Posted on Monday, August 29th, 2016 at 6:21 pm    

When you first think of sleep apnea, your initial thoughts may be something along the lines of an overweight man snoring really, really loud and his wife wanting to knock him upside the head with a pillow.

While this is certainly a common scenario, it isn’t the only scenario because women suffer from sleep apnea, too!

The problem— since women don’t fit into the “normal profile” of a classic sleep apnea sufferer, the condition oftentimes goes undiagnosed or unreported.

In this article, we’re going to address specific issues that female sleep apnea sufferers face. If you’re a woman and think you may be suffering from sleep apnea, we encourage you to seek treatment immediately. Although many people see snoring as just a harmless nuisance, obstructive sleep apnea, if left untreated, can have serious consequences.

Sleep Apnea: Why the Masculine Label?


While it seems quite ridiculous now, there was a time when heart disease was considered a man’s disease. Fortunately, the scientific literature began to take a closer look at heart health in women and, of course, found out that heart disease and a variety of other cardiac-related problems affect both men and women.

In the current medical landscape, it seems obstructive sleep apnea has taken the place of heart disease as primarily a “man’s problem.” After all, when an overweight man goes to the doctor because his wife is complaining about his loud snoring, one of the first things considered is obstructive sleep apnea.

With women, this isn’t always the case.

Why are Women Often Misdiagnosed?

Since we all know women are smarter than men and are much more complex (somewhat joking…but probably true), it makes sense that their symptoms would potentially be more widespread, thus making a sleep apnea diagnosis not so obvious.

While men are more likely to experience the “classic symptoms” of sleep apnea like snoring & gasping for air, women who are eventually diagnosed with sleep apnea display a wide variety of symptoms making a diagnosis more difficult to pin down.

What are the Most Common Symptoms of Sleep Apnea in Women?

As mentioned above, women tend to display a wider range of symptoms that make a sleep apnea diagnosis more difficult. Here are signs and symptoms present in women that may indicate obstructive sleep apnea is to blame:

  • Anemia
  • Cardiac or pulmonary illnesses
  • Depression
  • Diabetes
  • Fatigue from overwork
  • Fibromyalgia
  • Hypertension
  • Hypochondria
  • Hypothyroidism
  • Insomnia
  • Menopausal changes
  • Obesity

Obviously these are a broad range of symptoms and just because you are experiencing a few of these symptoms doesn’t necessarily mean you have sleep apnea. Then again, if you are experiencing several of these problems, it is probably a good idea to contact a sleep apnea doctor to get evaluated.

If I Think I Have Sleep Apnea, What is My Next Step?


A couple of the most common reasons that women don’t seek treatment for sleep apnea are:

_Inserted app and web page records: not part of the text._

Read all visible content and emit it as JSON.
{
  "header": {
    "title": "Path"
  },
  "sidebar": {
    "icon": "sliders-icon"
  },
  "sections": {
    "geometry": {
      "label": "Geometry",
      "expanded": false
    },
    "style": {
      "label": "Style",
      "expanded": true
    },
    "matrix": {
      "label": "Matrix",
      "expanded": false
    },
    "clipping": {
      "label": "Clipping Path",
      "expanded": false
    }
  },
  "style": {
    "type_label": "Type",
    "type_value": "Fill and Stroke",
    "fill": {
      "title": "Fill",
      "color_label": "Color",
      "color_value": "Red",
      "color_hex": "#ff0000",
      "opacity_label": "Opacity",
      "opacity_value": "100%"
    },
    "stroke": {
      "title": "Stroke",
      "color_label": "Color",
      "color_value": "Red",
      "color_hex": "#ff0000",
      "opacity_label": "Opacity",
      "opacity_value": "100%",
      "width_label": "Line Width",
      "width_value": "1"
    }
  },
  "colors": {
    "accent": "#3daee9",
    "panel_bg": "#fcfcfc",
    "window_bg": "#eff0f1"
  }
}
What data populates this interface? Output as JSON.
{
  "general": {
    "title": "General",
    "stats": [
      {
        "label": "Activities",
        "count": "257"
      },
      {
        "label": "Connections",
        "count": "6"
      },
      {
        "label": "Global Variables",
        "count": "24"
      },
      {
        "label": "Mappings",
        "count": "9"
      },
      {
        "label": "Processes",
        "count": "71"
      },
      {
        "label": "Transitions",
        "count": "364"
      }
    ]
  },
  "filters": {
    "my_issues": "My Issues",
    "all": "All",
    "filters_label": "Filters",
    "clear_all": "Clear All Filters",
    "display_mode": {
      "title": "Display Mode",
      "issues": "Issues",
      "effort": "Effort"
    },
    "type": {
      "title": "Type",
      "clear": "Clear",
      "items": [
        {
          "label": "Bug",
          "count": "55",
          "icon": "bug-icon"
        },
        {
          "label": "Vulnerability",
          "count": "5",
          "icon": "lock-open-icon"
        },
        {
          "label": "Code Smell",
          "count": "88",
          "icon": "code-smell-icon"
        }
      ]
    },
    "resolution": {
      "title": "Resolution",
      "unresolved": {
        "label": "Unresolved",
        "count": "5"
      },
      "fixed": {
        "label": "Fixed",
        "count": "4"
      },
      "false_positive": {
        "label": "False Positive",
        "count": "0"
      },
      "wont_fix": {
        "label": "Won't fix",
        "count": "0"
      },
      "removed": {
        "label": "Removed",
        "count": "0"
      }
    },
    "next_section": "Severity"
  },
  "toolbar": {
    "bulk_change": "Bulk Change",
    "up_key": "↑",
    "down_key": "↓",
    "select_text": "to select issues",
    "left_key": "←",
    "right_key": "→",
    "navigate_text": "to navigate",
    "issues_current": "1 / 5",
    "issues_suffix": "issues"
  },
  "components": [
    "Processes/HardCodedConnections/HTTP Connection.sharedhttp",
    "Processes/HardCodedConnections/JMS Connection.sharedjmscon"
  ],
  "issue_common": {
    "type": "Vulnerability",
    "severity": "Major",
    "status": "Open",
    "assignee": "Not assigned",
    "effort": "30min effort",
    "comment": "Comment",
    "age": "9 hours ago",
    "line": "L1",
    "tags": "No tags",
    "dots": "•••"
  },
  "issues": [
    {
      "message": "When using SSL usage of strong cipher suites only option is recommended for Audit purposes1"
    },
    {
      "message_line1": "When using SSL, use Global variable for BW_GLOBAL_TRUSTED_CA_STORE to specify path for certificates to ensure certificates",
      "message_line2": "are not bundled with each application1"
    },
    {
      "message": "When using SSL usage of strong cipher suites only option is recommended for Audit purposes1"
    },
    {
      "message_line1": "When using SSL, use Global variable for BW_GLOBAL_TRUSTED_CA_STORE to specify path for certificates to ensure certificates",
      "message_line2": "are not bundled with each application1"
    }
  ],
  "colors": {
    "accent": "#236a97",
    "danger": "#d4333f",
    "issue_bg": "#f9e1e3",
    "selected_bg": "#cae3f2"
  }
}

  1. They think that sleep apnea is mostly a male issue, and thus, don’t consider it as a possible root cause of all of the problems they are experiencing.
  2. They mistakenly believe the only effective treatment for sleep apnea is a bulky CPAP machine (which absolutely is not true).

In fact, if you are a woman in the South Shore Long Island area and think you may be suffering from sleep apnea, we encourage you to contact our West Babylon or Patchogue office today in order to schedule your consultation and take an at-home sleep apnea test.

We provide sleep apnea treatment in the form of a small, easy-to-use oral appliance that is cost effective, travel friendly, and much less cumbersome than traditional CPAP treatment. For more information, give us a call today!